On Congress leader Jairam Ramesh's query regarding successful bidder not paying to take over the defaulting firm, she said: "The regulation introduced on January 24, 2019, requires performance security before approval by the adjudicating authority."
"Criminal prosecution is also possible," she said. "So if somebody successfully claims that he can come up with a thing and bids for it, and later does not show up, criminal prosecution is permissible."
UK-based Liberty House was the highest bidder in several corporate insolvency cases including auto component maker Amtek Auto and Bhushan Power & Steel Ltd. It, however, did not furnish the required bank guarantee after getting the approval of the respective Committee of Creditors and NCLT, delaying the resolution plan.

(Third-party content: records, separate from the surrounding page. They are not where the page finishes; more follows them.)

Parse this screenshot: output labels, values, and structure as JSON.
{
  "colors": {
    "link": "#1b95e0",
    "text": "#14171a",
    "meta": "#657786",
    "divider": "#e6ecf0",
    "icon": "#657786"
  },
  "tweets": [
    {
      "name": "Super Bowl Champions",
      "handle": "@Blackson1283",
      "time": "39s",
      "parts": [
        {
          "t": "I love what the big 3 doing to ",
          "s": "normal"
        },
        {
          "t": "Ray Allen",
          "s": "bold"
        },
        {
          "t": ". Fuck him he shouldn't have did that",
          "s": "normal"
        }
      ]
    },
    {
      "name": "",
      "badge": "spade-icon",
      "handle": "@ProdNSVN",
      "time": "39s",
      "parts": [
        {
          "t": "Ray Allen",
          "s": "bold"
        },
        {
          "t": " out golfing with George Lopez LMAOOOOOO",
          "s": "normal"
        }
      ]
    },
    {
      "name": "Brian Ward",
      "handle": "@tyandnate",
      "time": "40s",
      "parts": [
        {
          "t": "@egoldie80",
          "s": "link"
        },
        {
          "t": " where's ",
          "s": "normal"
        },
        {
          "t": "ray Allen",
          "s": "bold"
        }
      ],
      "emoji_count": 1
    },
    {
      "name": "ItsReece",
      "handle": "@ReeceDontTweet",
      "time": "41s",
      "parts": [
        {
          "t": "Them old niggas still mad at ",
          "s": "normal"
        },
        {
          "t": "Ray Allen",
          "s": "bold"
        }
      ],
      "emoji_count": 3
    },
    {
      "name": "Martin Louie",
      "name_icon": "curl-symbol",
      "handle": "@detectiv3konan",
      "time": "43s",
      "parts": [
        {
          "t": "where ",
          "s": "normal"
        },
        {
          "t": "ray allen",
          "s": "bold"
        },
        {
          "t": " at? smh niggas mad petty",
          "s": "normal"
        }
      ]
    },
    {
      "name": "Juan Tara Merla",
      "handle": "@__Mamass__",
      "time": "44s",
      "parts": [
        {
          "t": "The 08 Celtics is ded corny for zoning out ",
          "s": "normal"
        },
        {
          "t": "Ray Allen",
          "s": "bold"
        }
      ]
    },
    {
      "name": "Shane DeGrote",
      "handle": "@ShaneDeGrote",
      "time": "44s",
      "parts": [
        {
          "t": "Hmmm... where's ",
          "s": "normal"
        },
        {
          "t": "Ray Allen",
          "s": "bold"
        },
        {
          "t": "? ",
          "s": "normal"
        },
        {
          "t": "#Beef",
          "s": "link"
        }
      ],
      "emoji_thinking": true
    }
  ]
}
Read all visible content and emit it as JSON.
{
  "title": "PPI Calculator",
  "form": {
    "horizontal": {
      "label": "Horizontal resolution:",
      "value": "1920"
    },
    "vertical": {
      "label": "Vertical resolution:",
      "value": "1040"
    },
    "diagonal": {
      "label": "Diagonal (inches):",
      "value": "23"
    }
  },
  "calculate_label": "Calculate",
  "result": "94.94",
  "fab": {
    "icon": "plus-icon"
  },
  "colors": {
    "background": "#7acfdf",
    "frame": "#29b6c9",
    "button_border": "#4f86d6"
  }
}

In some cases, the resolution professional has sought permission to invite fresh bids and exclusion of the timeframe from the previously mandated 270-day resolution period.
Sitharaman said the IBC has an over-riding effect on other legislation.
The Amendments to the three-year-old Insolvency and Bankruptcy Code (IBC), provide clarity about preference to secured lenders over operational creditors and give lenders explicitly authority over distribution of proceeds of an auction of loan defaulting companies.
It gives committee of creditors of a loan defaulting company explicit authority over the distribution of proceeds in the resolution process and fixes firm timeline of 330 days for resolving cases referred to the IBC.
"The amendments were always brought in as a response to what was developing outside of Parliament where industries, creditors, courts, all of them were using the IBC to give solutions but there were greater, newer challenges which were coming up," she said.
She referred to the Essar Steel insolvency case where the lenders and operational creditors have been treated at par by the bankruptcy court for distribution of auction proceeds.
The National Company Law Appellate Tribunal (NCLAT) had recently ruled in the Essar Steel Ltd's case that the Committee of Creditors (CoC) had no role in the distribution of claims, and brought lenders (financial creditors) and vendors (operational creditors) on a par.
The government is amending IBC as "such very serious interpretative problems were coming," she said referring to the Essar Steel insolvency case.
The interpretation of the IBC by bankruptcy courts in treating secured creditors such as banks lending money to the company and operational creditors like suppliers at par "defeated the purpose and also the spirit of the Act," she said.
The amendment now equates distribution of amounts under a resolution plan with the manner it's allowed in case of liquidation, maintaining the hierarchy of lenders. The change will be retrospective, making it applicable for ongoing cases.
The minister said a total of 6,079 cases were disposed of even before admission in IBC, redressing Rs 2.84 lakh crore. As of June 30, 2,157 cases were admitted under Corporate Insolvency Resolution Process (CIRP), of which 117 have been resolved, realising Rs 1.24 lakh crore.
On hair cut being taken by lenders in insolvency cases, she said financial creditors have got 43 per cent of their claim but 108 per cent of the liquidation value.